The Generals Just Walked Trump Through Everything He Needs To Know About The Pentagon
The Pentagon gave the president a crash course in the department’s job. “The chiefs did most of the talking,” one defense official said.
President Donald Trump’s first appearance at the Pentagon Friday was billed as the first step to rebuild what the presidential candidate had referred to as the “depleted” U.S. military.
But instead, the president who said he would reshape the military got an introduction to the ways his generals lead their forces. He showered the troops in the room repeatedly with praise, although he slipped when he called Defense Secretary Jim Mattis, a Marine veteran, “a tremendous soldier.” (Marines do not call themselves soldiers.) Behind closed doors, his commanders walked him through how the military divides the world into combatant commands, during what a defense official told reporters afterward was an informational session.
Trump capped off his visit by signing a three-page memo calling for an across-the-board review of military readiness, quite a formal procedure for a rather vague request.
“He is trying to take credit [for building a stronger military] by putting it in the form of a directive,” Lawrence Korb, a senior fellow at the Washington, D.C.-based Center for American Progress. “He is showing in charge.”
Trump signed the memo after Vice President Mike Pence ceremonially swore in Mattis, who formally took the job at the Pentagon on Friday. It was one of two executive actions the president signed; the second was an executive order that called for a 120-day suspension of refugees, part of his plan for “extreme vetting.”
Trump said he signed the military readiness memo “to begin a great rebuilding of the armed services of the United States, developing a plan for new planes, new ships, new resources and new tools for our men and women in uniform,” in a brief address at the Pentagon’s Hall of Heroes, which is dedicated to Medal of Honor recipients.
But the memo was vague, calling for the defense secretary to “assess readiness condition, including training, equipment maintenance, munitions, modernization and infrastructure.” The secretary has a month to “submit to the President a report identifying actions that can be implemented within the current fiscal year and that are necessary to improve readiness conditions. It also called for a review of missile defense against foreign threats.

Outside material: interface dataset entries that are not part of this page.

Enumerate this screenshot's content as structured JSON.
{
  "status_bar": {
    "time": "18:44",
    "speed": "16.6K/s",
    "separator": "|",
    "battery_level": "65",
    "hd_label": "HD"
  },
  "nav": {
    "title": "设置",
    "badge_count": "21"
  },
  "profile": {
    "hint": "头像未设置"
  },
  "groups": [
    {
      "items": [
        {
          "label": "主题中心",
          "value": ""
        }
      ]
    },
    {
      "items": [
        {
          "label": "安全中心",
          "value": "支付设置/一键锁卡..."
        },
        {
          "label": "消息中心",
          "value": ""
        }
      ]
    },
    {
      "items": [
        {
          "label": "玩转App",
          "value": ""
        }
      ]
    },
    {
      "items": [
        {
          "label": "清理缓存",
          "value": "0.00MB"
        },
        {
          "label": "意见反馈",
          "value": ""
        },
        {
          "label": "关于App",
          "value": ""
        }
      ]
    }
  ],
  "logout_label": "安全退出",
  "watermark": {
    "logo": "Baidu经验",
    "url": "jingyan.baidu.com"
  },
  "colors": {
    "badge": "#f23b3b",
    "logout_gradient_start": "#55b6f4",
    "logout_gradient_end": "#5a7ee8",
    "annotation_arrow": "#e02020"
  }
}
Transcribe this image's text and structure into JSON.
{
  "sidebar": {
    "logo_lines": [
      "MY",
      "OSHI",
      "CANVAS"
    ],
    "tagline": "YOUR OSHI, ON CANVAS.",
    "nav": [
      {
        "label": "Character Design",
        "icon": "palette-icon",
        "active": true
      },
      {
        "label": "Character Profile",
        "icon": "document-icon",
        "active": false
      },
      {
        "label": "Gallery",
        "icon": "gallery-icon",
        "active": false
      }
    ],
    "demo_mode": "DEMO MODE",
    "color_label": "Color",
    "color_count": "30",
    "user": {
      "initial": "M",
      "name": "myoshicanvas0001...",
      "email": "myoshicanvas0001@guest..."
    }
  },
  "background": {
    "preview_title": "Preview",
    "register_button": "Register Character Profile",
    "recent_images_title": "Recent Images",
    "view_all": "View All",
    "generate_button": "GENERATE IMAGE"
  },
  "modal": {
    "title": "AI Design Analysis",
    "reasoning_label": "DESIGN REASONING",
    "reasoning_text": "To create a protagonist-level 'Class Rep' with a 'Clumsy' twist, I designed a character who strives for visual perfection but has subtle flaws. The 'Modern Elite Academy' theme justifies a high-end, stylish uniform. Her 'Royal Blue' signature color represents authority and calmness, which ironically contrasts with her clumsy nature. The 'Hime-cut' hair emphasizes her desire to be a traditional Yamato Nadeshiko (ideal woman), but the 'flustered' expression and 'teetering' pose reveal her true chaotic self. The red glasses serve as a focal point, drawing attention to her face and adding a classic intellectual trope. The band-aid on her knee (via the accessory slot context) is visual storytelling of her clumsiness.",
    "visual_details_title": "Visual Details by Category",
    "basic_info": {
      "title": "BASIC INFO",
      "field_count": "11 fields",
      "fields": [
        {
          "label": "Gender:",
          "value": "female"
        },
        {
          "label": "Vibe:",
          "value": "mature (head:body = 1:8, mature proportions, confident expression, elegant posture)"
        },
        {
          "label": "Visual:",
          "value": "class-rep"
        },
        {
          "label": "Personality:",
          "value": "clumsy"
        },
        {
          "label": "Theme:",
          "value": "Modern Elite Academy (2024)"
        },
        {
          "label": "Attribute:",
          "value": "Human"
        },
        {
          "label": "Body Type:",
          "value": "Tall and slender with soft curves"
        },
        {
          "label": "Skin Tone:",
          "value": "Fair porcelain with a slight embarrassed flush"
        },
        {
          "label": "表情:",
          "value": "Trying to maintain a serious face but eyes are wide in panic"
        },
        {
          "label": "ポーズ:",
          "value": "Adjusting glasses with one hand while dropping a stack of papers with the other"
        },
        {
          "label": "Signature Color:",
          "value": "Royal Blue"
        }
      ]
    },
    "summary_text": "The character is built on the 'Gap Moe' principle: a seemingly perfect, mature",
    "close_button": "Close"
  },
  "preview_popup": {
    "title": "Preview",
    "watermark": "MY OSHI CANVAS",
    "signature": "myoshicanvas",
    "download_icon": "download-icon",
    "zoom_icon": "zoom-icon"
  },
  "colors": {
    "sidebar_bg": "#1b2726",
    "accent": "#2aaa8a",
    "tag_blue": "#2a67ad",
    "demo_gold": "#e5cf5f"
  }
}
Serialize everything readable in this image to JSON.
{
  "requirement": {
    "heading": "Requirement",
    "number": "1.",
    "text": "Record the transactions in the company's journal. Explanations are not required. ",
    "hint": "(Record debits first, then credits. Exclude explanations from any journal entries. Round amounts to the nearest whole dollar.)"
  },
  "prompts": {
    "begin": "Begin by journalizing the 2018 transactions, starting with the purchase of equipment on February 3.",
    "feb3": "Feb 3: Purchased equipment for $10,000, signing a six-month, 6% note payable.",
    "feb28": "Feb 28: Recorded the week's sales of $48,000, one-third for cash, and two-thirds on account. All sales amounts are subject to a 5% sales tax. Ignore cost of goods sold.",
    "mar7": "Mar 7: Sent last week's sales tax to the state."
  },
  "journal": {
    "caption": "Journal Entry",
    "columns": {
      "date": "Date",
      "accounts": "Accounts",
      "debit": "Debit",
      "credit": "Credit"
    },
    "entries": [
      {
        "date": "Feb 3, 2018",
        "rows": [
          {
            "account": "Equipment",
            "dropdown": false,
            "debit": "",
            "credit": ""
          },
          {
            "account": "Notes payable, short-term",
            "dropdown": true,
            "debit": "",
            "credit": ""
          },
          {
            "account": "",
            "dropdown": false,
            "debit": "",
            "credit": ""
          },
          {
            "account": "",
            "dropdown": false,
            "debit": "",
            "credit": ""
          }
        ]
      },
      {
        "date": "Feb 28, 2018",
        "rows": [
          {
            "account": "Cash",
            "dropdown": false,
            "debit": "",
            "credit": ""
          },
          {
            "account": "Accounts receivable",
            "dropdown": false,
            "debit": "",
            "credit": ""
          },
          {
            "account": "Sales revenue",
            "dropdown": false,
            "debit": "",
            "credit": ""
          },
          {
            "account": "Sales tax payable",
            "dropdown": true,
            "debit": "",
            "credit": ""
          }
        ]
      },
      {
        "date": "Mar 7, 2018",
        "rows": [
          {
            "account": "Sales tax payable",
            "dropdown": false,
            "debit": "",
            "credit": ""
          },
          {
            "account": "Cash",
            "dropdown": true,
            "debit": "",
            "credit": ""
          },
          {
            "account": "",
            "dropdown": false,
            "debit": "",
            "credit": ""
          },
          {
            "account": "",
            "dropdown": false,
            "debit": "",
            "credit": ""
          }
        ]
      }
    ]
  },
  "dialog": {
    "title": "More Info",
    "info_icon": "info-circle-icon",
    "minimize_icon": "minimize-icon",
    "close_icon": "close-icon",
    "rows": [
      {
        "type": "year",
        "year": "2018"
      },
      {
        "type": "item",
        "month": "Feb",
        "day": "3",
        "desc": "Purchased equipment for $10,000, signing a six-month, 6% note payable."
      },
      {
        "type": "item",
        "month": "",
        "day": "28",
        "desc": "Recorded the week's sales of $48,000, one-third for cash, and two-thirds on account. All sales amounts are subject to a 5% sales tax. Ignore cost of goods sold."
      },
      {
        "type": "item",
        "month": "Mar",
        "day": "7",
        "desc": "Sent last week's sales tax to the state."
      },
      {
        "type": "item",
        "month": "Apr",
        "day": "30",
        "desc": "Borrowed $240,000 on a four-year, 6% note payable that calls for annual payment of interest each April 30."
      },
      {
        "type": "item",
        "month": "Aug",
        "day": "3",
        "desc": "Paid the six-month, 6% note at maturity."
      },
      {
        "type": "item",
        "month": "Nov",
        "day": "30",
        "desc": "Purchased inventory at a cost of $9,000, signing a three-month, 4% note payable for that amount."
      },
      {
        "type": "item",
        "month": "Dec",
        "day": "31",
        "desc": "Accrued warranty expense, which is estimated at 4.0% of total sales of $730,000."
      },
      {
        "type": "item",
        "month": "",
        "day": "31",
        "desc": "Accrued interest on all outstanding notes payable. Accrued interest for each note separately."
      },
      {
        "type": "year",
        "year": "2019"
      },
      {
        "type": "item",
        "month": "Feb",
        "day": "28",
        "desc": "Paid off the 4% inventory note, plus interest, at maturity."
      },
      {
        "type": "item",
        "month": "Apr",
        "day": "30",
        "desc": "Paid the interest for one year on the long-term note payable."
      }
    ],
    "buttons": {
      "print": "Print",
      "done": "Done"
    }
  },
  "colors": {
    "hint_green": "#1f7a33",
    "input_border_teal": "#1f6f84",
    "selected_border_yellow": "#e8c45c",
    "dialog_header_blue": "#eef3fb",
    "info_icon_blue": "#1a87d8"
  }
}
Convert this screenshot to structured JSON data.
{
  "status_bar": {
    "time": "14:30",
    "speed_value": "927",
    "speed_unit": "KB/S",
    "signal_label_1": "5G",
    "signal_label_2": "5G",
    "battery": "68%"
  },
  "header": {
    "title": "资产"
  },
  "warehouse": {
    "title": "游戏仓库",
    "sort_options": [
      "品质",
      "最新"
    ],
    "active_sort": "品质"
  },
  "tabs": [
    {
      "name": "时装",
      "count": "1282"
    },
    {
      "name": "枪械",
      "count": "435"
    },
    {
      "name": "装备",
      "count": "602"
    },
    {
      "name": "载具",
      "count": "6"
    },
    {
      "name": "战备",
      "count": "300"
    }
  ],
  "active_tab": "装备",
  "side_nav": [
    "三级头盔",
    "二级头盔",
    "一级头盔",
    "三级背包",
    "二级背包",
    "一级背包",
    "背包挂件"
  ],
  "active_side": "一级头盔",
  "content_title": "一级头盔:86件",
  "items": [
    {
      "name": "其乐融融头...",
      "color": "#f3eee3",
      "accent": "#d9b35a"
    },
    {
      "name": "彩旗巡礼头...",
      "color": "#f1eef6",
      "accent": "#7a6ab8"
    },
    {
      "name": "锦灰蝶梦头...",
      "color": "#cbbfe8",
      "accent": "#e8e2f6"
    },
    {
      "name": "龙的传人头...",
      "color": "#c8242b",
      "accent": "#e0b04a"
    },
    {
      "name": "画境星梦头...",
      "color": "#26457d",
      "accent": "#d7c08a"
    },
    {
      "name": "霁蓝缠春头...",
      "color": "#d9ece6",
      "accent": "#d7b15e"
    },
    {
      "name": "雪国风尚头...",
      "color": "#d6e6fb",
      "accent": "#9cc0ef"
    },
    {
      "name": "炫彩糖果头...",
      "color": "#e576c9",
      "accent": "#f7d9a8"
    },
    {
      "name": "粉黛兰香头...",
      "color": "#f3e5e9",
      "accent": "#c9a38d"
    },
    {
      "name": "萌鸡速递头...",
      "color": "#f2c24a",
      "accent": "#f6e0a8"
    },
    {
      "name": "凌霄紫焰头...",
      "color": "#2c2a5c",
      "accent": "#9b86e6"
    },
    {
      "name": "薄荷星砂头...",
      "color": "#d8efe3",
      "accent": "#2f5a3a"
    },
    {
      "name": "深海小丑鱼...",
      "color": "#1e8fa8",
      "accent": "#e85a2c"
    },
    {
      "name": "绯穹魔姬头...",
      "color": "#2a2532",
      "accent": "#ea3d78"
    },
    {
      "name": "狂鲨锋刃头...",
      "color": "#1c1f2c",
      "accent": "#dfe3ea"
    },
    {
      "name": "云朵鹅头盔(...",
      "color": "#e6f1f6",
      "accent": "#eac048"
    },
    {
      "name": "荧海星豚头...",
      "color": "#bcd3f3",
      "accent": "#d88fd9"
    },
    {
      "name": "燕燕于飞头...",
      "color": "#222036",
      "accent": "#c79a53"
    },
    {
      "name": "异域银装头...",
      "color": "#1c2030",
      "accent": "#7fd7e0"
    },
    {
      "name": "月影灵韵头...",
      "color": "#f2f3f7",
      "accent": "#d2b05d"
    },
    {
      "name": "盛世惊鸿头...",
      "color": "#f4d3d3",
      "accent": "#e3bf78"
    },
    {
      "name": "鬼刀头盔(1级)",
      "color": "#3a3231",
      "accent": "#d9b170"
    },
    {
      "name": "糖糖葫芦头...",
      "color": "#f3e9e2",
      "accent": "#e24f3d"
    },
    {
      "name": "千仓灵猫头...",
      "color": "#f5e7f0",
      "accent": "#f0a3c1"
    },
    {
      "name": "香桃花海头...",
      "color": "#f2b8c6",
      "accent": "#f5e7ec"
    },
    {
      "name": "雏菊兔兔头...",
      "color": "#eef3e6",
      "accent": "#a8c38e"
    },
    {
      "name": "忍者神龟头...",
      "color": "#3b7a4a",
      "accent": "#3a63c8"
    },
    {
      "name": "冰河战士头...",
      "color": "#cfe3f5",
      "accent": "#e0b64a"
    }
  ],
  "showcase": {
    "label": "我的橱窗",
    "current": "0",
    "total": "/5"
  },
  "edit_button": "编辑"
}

(A draft that circulated in the hours before Friday’s ceremony was more specific, saying the military needed to be prepared to address the ISIS threat and any other confronting the United States.)
Regardless of the lacking specifics, the president’s words were welcomed at the Pentagon; attendees responded with a warm applause.
“Our military strength will be questioned by no one,” Trump said. “Neither will our dedication to peace.”
Before signing the document, Trump spent an hour with the Joint Chiefs of Staff in what is known as “the Tank,” a secure conference room usually used by the chiefs. In addition to an introduction to how the Joint Chiefs work, Trump and the generals talked about military readiness and how to accelerate the military campaign against ISIS, according to the defense official.
“It was a global walk around the world,” the defense official said, adding: “The chiefs did most of the talking.”
Throughout the presidential campaign, Trump signaled he wanted to expand the size of the US military. He has called for 60,000 more troops in the Army and 12,000 more Marines. He also has said the Navy should build 78 more submarines and ships and that the Air Force should have 100 combat aircraft.
Making those kind of expansions to the US military would take years, and the memorandum recognizes that, calling for the Defense Secretary to work with the Office of Management and Budget to adjust the budget.
It is not clear when such changes could be funded. There currently is no fiscal year 2017 budget; military spending is currently through a continuing resolution. And the fiscal year 2018 budget is now being developed. Given all the steps that must happen before such changes are approved, funding may not be allocated until the fiscal year 2019 budget.